VENTURA, Calif.-All that used oil dutifully drained by do-it-yourselfers from their vehicles has got to go someplace. One place it's less likely to end up is in a California landfill or poured down a drain, thanks to a just-inaugurated waste oil disposal program for consumers.
At the end of June, Parnelli Jones Inc., which operates 50 outlets in California, became the first retail chain there to participate in what the state hopes will become a statewide waste oil collection program in retail service shops.
The company-one of the country's largest independent tire dealerships-merged late last year with Dob's Tire and Auto Centers. It also has 40 outlets located in New Mexico, Nevada, Texas, Kansas and Missouri.
The California Integrated Waste Management Board is urging retailers to participate in the disposal program, calling illegal dumping of used oil from autos a serious environmental problem. Its chairman, Jesse R. Huff, praised Parnelli Jones for its willingness to collect oil and ensure its reprocessing.
David Witten, Parnelli Jones' chief operating officer, said participation in the program ``sounded like a good public service for us...and we have the capacity to be able to collect the oil.''
Dealership executives anticipate collecting about 50 gallons of used oil per month at each store, for a total of 30,000 gallons annually. They also made a commitment to recycle most of their outlets' waste streams, including oil filters, solvent, rags, tires and batteries.
Customers dropping off used oil are paid 16 cents per gallon and Parnelli Jones, in turn, is reimbursed that amount by the state.
The company will continue to use Evergreen Oil Inc., a used oil collector and re-refiner with a reputation on the West Coast as a ``model'' company for its efforts to clean up the environment.
Mr. Witten said Parnelli Jones ``made a commitment at the corporate level because we're environmentally concerned, and because we do not want to see do-it-yourself guys dumping oil down the sewer.''
EnviroCom, an Anaheim, Calif.-based environmental consulting firm that has advised Parnelli Jones in the past, alerted it to the state's search for business participation in the program. Until the dealership came on board, only a few small companies and state businesses had implemented similar services in limited areas.
``Used oil seems innocuous to most people, but it's probably the leading cause of groundwater contamination,'' explained William B. Anderson, EnviroCom president.
He estimated that a single quart of oil can contaminate 250,000 gallons of ground water. Once fouled, the water is virtually undrinkable because standard treatment facilities cannot remove all chemicals contained in the oil, including lead and benzene, he said.
California is notorious for enacting and enforcing strict regulations aimed at preserving the environment. Although Parnelli Jones is doing its part in that area, Mr. Witten admitted ``the state doesn't make anything easy-even when you do something like this, you've got to jump through hoops.''
A quagmire of rules and regulations are involved, and while the state will not conduct inspections of Parnelli Jones' facilities, it still requires that extensive paperwork be filled out. That's why, Mr. Witten said, ``we need a company like Evergreen, which has a lot of credibility in the state.''
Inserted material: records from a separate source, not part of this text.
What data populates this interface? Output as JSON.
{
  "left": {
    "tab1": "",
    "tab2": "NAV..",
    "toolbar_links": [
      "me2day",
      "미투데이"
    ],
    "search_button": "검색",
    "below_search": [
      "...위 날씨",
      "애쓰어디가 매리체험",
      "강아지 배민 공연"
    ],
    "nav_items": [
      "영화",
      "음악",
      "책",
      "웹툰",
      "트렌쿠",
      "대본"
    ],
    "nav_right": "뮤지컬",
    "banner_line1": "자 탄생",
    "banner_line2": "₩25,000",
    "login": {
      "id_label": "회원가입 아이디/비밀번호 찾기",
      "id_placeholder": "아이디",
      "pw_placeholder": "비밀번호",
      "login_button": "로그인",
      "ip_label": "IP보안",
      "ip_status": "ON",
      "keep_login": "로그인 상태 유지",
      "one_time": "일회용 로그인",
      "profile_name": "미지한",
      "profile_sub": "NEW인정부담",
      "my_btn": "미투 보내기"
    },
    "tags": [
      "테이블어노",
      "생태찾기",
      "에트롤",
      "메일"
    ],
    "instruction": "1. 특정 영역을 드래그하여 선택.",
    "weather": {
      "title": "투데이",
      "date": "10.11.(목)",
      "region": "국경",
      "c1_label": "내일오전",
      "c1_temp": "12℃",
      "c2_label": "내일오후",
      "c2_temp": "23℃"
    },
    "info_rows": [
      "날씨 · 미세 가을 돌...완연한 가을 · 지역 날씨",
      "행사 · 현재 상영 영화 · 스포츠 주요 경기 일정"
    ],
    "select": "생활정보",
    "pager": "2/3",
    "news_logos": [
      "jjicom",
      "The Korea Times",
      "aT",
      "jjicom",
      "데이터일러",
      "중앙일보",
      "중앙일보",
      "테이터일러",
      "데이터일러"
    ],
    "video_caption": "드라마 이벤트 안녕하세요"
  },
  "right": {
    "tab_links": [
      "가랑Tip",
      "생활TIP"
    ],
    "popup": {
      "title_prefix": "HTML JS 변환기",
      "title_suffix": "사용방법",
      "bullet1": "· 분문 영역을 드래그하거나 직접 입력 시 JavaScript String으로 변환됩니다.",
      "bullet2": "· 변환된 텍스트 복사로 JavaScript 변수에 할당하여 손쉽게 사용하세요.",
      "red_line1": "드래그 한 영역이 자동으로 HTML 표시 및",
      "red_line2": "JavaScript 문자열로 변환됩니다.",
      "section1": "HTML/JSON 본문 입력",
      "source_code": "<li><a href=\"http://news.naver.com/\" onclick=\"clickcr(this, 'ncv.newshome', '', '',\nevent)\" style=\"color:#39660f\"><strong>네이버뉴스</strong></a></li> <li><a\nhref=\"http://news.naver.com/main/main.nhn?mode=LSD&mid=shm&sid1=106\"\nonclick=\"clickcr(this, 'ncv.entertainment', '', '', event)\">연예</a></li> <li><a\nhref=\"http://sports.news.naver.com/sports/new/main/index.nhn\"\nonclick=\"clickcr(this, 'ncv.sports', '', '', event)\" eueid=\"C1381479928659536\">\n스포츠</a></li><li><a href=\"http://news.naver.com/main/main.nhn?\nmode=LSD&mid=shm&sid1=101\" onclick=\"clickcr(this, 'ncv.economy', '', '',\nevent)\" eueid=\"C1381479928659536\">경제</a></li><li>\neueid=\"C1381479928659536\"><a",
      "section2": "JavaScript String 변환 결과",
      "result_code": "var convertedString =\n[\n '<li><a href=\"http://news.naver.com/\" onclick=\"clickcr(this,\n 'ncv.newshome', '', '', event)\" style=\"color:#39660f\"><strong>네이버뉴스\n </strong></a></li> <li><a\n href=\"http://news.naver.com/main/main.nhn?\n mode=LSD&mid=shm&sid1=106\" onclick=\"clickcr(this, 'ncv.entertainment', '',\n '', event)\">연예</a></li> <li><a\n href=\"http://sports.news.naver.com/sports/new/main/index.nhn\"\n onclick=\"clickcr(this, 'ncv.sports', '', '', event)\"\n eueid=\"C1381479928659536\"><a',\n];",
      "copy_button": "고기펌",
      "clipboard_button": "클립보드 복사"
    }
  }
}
He called the new program a ``bookkeeping nightmare.'' Each outlet must record on a manifest when and how many gallons of oil are picked up for recycling. But he believes the state may soon accept one claim form for the company, rather than require one per store.
People dropping off oil after hours or leaving contaminated oil are two concerns Mr. Witten has about the program, but ``so far it's worked out great. We haven't had any problems. And consumers seem to be appreciative of a place to take their oil.''
The dealership may even be able to parlay the program into some additional business.
``If a do-it-yourselfer brings in oil to dispose of, we'll say, `By the way, when it's time for your next oil change, we have a $12.95 special. Why not let us do it for you?'*'' Mr. Witten said. ``A little self-promotion doesn't hurt. Some of these guys are tired of getting on their backs to change oil.''
Unofficially, Parnelli Jones also accepts consumers' old batteries, and Mr. Witten wishes the state would begin an antifreeze collection program, because he believes that particular fluid is much more toxic than oil.
Other than press releases announcing the launch of the disposal service, Mr. Witten said little promotion of it is planned, other than to mention it in Parnelli Jones' print advertisements.
Like a number of localities across the country, the dealership's home base of Ventura County recently began a tire and oil recycling program of its own for residents.
``I wish they'd allow me to drop a few off,'' Mr. Witten joked. ``But I don't think they'll believe me if I took in 3,000 cases of oil and told them I just so happened to have them stored in my yard.''